* _Exercise aim_: Could you please retype all of the entries exactly as they appear?

* _Extracted material_:
☆ ☆ ☆

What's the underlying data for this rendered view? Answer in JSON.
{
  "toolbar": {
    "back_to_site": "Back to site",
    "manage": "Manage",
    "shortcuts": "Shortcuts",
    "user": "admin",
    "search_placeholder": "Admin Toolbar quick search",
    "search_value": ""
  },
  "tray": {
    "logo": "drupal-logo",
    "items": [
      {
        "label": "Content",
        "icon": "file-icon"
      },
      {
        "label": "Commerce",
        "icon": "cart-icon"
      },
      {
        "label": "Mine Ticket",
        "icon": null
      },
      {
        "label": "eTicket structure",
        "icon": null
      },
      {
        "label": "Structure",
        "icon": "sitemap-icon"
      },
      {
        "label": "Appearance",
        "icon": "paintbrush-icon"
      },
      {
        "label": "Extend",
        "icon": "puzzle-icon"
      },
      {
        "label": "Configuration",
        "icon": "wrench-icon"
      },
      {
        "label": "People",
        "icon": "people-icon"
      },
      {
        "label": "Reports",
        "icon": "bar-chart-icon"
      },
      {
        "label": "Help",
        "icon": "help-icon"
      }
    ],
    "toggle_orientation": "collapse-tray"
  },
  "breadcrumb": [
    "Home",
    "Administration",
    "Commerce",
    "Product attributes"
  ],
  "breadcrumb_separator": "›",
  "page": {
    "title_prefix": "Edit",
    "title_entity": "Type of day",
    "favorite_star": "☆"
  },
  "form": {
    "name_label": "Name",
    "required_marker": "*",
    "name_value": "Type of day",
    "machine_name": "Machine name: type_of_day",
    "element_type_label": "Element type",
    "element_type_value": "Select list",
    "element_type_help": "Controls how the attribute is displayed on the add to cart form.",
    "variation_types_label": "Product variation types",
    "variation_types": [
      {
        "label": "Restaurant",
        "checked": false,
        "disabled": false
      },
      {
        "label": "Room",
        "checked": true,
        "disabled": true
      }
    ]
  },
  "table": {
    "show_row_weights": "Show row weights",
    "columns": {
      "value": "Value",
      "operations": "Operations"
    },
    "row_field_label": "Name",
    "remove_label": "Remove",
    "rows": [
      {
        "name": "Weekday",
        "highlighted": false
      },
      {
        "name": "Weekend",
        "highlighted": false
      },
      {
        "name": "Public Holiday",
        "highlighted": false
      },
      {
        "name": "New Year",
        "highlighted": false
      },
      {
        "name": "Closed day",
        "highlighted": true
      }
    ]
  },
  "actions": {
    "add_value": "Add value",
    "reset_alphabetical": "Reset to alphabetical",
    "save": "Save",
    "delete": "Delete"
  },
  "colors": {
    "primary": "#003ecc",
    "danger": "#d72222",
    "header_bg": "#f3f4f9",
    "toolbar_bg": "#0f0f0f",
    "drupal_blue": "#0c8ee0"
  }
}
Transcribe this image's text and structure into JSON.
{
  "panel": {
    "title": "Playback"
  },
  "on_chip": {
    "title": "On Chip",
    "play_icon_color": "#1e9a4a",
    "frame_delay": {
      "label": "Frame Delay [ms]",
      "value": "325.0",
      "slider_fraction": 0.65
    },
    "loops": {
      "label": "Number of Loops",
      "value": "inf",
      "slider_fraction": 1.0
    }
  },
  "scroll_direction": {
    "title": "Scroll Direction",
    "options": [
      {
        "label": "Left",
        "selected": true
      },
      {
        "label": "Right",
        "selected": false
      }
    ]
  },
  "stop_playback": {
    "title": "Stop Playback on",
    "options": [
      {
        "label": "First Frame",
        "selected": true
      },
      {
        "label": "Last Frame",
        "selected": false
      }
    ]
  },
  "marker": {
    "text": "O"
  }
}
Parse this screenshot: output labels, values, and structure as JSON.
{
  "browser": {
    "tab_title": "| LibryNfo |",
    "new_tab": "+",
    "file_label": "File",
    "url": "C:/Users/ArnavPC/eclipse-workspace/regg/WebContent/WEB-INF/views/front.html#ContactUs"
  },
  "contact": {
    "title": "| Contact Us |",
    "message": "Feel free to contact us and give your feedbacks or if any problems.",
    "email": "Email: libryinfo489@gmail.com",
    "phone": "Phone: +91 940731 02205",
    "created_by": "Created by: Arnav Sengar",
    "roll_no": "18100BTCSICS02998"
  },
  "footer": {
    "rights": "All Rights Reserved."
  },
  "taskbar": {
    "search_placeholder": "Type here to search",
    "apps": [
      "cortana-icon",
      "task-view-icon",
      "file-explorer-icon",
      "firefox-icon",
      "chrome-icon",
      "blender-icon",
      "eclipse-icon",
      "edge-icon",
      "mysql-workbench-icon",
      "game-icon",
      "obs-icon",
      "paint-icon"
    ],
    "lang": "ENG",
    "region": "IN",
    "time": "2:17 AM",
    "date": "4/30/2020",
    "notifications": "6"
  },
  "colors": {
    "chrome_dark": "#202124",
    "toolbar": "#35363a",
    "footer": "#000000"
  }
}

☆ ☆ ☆

* _Your solution_:
What's the underlying data for this rendered view? Answer in JSON.
{
  "toolbar": {
    "back_to_site": "Back to site",
    "manage": "Manage",
    "shortcuts": "Shortcuts",
    "user": "admin",
    "search_placeholder": "Admin Toolbar quick search",
    "search_value": ""
  },
  "tray": {
    "logo": "drupal-logo",
    "items": [
      {
        "label": "Content",
        "icon": "file-icon"
      },
      {
        "label": "Commerce",
        "icon": "cart-icon"
      },
      {
        "label": "Mine Ticket",
        "icon": null
      },
      {
        "label": "eTicket structure",
        "icon": null
      },
      {
        "label": "Structure",
        "icon": "sitemap-icon"
      },
      {
        "label": "Appearance",
        "icon": "paintbrush-icon"
      },
      {
        "label": "Extend",
        "icon": "puzzle-icon"
      },
      {
        "label": "Configuration",
        "icon": "wrench-icon"
      },
      {
        "label": "People",
        "icon": "people-icon"
      },
      {
        "label": "Reports",
        "icon": "bar-chart-icon"
      },
      {
        "label": "Help",
        "icon": "help-icon"
      }
    ],
    "toggle_orientation": "collapse-tray"
  },
  "breadcrumb": [
    "Home",
    "Administration",
    "Commerce",
    "Product attributes"
  ],
  "breadcrumb_separator": "›",
  "page": {
    "title_prefix": "Edit",
    "title_entity": "Type of day",
    "favorite_star": "☆"
  },
  "form": {
    "name_label": "Name",
    "required_marker": "*",
    "name_value": "Type of day",
    "machine_name": "Machine name: type_of_day",
    "element_type_label": "Element type",
    "element_type_value": "Select list",
    "element_type_help": "Controls how the attribute is displayed on the add to cart form.",
    "variation_types_label": "Product variation types",
    "variation_types": [
      {
        "label": "Restaurant",
        "checked": false,
        "disabled": false
      },
      {
        "label": "Room",
        "checked": true,
        "disabled": true
      }
    ]
  },
  "table": {
    "show_row_weights": "Show row weights",
    "columns": {
      "value": "Value",
      "operations": "Operations"
    },
    "row_field_label": "Name",
    "remove_label": "Remove",
    "rows": [
      {
        "name": "Weekday",
        "highlighted": false
      },
      {
        "name": "Weekend",
        "highlighted": false
      },
      {
        "name": "Public Holiday",
        "highlighted": false
      },
      {
        "name": "New Year",
        "highlighted": false
      },
      {
        "name": "Closed day",
        "highlighted": true
      }
    ]
  },
  "actions": {
    "add_value": "Add value",
    "reset_alphabetical": "Reset to alphabetical",
    "save": "Save",
    "delete": "Delete"
  },
  "colors": {
    "primary": "#003ecc",
    "danger": "#d72222",
    "header_bg": "#f3f4f9",
    "toolbar_bg": "#0f0f0f",
    "drupal_blue": "#0c8ee0"
  }
}
Transcribe this image's text and structure into JSON.
{
  "panel": {
    "title": "Playback"
  },
  "on_chip": {
    "title": "On Chip",
    "play_icon_color": "#1e9a4a",
    "frame_delay": {
      "label": "Frame Delay [ms]",
      "value": "325.0",
      "slider_fraction": 0.65
    },
    "loops": {
      "label": "Number of Loops",
      "value": "inf",
      "slider_fraction": 1.0
    }
  },
  "scroll_direction": {
    "title": "Scroll Direction",
    "options": [
      {
        "label": "Left",
        "selected": true
      },
      {
        "label": "Right",
        "selected": false
      }
    ]
  },
  "stop_playback": {
    "title": "Stop Playback on",
    "options": [
      {
        "label": "First Frame",
        "selected": true
      },
      {
        "label": "Last Frame",
        "selected": false
      }
    ]
  },
  "marker": {
    "text": "O"
  }
}
Parse this screenshot: output labels, values, and structure as JSON.
{
  "browser": {
    "tab_title": "| LibryNfo |",
    "new_tab": "+",
    "file_label": "File",
    "url": "C:/Users/ArnavPC/eclipse-workspace/regg/WebContent/WEB-INF/views/front.html#ContactUs"
  },
  "contact": {
    "title": "| Contact Us |",
    "message": "Feel free to contact us and give your feedbacks or if any problems.",
    "email": "Email: libryinfo489@gmail.com",
    "phone": "Phone: +91 940731 02205",
    "created_by": "Created by: Arnav Sengar",
    "roll_no": "18100BTCSICS02998"
  },
  "footer": {
    "rights": "All Rights Reserved."
  },
  "taskbar": {
    "search_placeholder": "Type here to search",
    "apps": [
      "cortana-icon",
      "task-view-icon",
      "file-explorer-icon",
      "firefox-icon",
      "chrome-icon",
      "blender-icon",
      "eclipse-icon",
      "edge-icon",
      "mysql-workbench-icon",
      "game-icon",
      "obs-icon",
      "paint-icon"
    ],
    "lang": "ENG",
    "region": "IN",
    "time": "2:17 AM",
    "date": "4/30/2020",
    "notifications": "6"
  },
  "colors": {
    "chrome_dark": "#202124",
    "toolbar": "#35363a",
    "footer": "#000000"
  }
}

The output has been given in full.